- [ENTRIES SHOWN]
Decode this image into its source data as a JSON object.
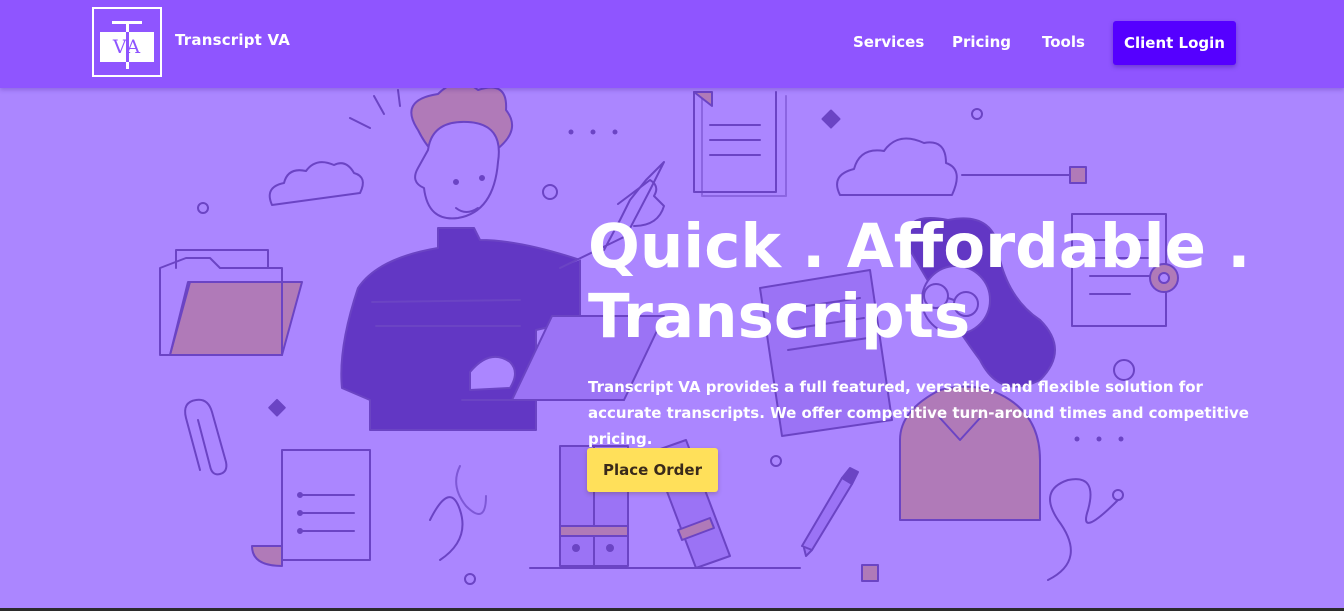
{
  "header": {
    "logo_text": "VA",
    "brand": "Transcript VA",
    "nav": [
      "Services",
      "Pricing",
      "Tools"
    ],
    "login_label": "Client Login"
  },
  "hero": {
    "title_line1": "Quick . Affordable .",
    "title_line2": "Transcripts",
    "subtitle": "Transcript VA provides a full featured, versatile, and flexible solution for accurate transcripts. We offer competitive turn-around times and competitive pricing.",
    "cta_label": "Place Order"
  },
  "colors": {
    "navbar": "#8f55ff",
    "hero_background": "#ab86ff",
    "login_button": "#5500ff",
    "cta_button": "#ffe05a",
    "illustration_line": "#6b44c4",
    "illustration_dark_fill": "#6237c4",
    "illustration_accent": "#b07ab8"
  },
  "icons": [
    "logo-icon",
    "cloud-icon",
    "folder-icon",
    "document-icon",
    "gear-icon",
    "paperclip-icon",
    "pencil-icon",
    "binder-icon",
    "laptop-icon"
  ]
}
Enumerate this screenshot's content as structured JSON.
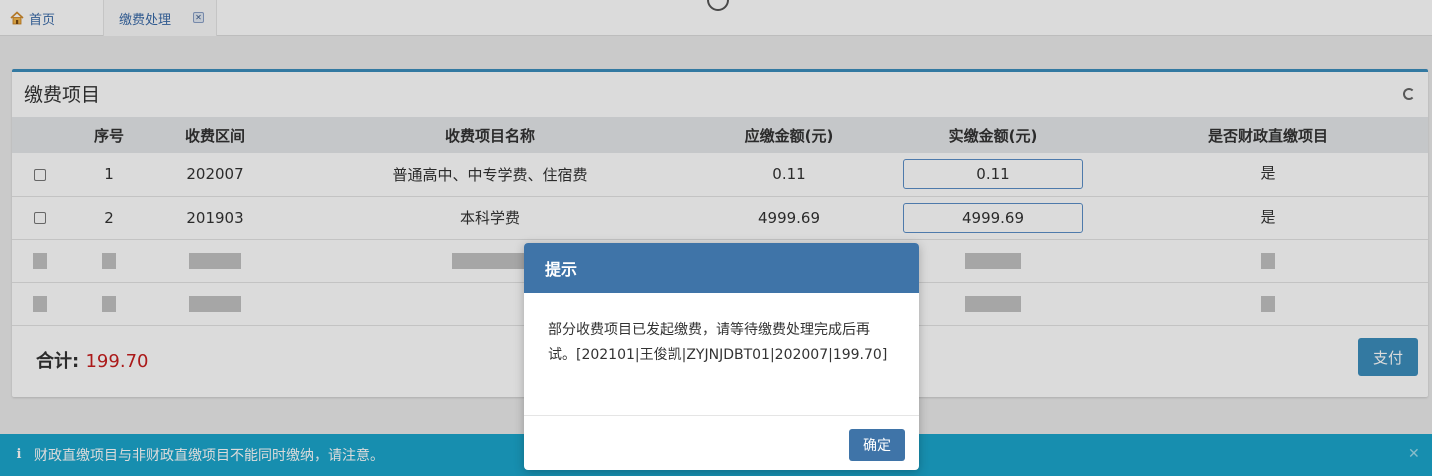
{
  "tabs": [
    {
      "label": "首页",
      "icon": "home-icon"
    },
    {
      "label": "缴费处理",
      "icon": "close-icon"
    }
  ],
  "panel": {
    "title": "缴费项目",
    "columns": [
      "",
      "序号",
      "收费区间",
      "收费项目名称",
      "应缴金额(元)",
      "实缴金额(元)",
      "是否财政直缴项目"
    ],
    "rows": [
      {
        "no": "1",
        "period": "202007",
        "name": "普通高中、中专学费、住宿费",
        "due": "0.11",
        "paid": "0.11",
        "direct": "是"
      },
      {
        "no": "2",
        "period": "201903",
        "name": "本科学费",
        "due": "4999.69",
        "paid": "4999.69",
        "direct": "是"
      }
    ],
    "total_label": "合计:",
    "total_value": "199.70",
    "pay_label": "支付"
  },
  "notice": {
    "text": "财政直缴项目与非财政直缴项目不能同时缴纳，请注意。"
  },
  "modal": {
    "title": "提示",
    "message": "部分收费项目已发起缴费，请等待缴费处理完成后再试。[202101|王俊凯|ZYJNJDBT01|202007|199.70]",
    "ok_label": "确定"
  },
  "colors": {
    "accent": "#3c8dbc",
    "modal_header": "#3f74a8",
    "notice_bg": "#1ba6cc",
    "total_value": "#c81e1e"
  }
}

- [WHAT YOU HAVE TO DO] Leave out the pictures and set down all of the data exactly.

- [EXERCISE RESPONSE]
Decode this image into its source data as a JSON object.
{
  "header": {
    "logo_text": "VA",
    "brand": "Transcript VA",
    "nav": [
      "Services",
      "Pricing",
      "Tools"
    ],
    "login_label": "Client Login"
  },
  "hero": {
    "title_line1": "Quick . Affordable .",
    "title_line2": "Transcripts",
    "subtitle": "Transcript VA provides a full featured, versatile, and flexible solution for accurate transcripts. We offer competitive turn-around times and competitive pricing.",
    "cta_label": "Place Order"
  },
  "colors": {
    "navbar": "#8f55ff",
    "hero_background": "#ab86ff",
    "login_button": "#5500ff",
    "cta_button": "#ffe05a",
    "illustration_line": "#6b44c4",
    "illustration_dark_fill": "#6237c4",
    "illustration_accent": "#b07ab8"
  },
  "icons": [
    "logo-icon",
    "cloud-icon",
    "folder-icon",
    "document-icon",
    "gear-icon",
    "paperclip-icon",
    "pencil-icon",
    "binder-icon",
    "laptop-icon"
  ]
}
Enumerate this screenshot's content as structured JSON.
{
  "tabs": [
    {
      "label": "首页",
      "icon": "home-icon"
    },
    {
      "label": "缴费处理",
      "icon": "close-icon"
    }
  ],
  "panel": {
    "title": "缴费项目",
    "columns": [
      "",
      "序号",
      "收费区间",
      "收费项目名称",
      "应缴金额(元)",
      "实缴金额(元)",
      "是否财政直缴项目"
    ],
    "rows": [
      {
        "no": "1",
        "period": "202007",
        "name": "普通高中、中专学费、住宿费",
        "due": "0.11",
        "paid": "0.11",
        "direct": "是"
      },
      {
        "no": "2",
        "period": "201903",
        "name": "本科学费",
        "due": "4999.69",
        "paid": "4999.69",
        "direct": "是"
      }
    ],
    "total_label": "合计:",
    "total_value": "199.70",
    "pay_label": "支付"
  },
  "notice": {
    "text": "财政直缴项目与非财政直缴项目不能同时缴纳，请注意。"
  },
  "modal": {
    "title": "提示",
    "message": "部分收费项目已发起缴费，请等待缴费处理完成后再试。[202101|王俊凯|ZYJNJDBT01|202007|199.70]",
    "ok_label": "确定"
  },
  "colors": {
    "accent": "#3c8dbc",
    "modal_header": "#3f74a8",
    "notice_bg": "#1ba6cc",
    "total_value": "#c81e1e"
  }
}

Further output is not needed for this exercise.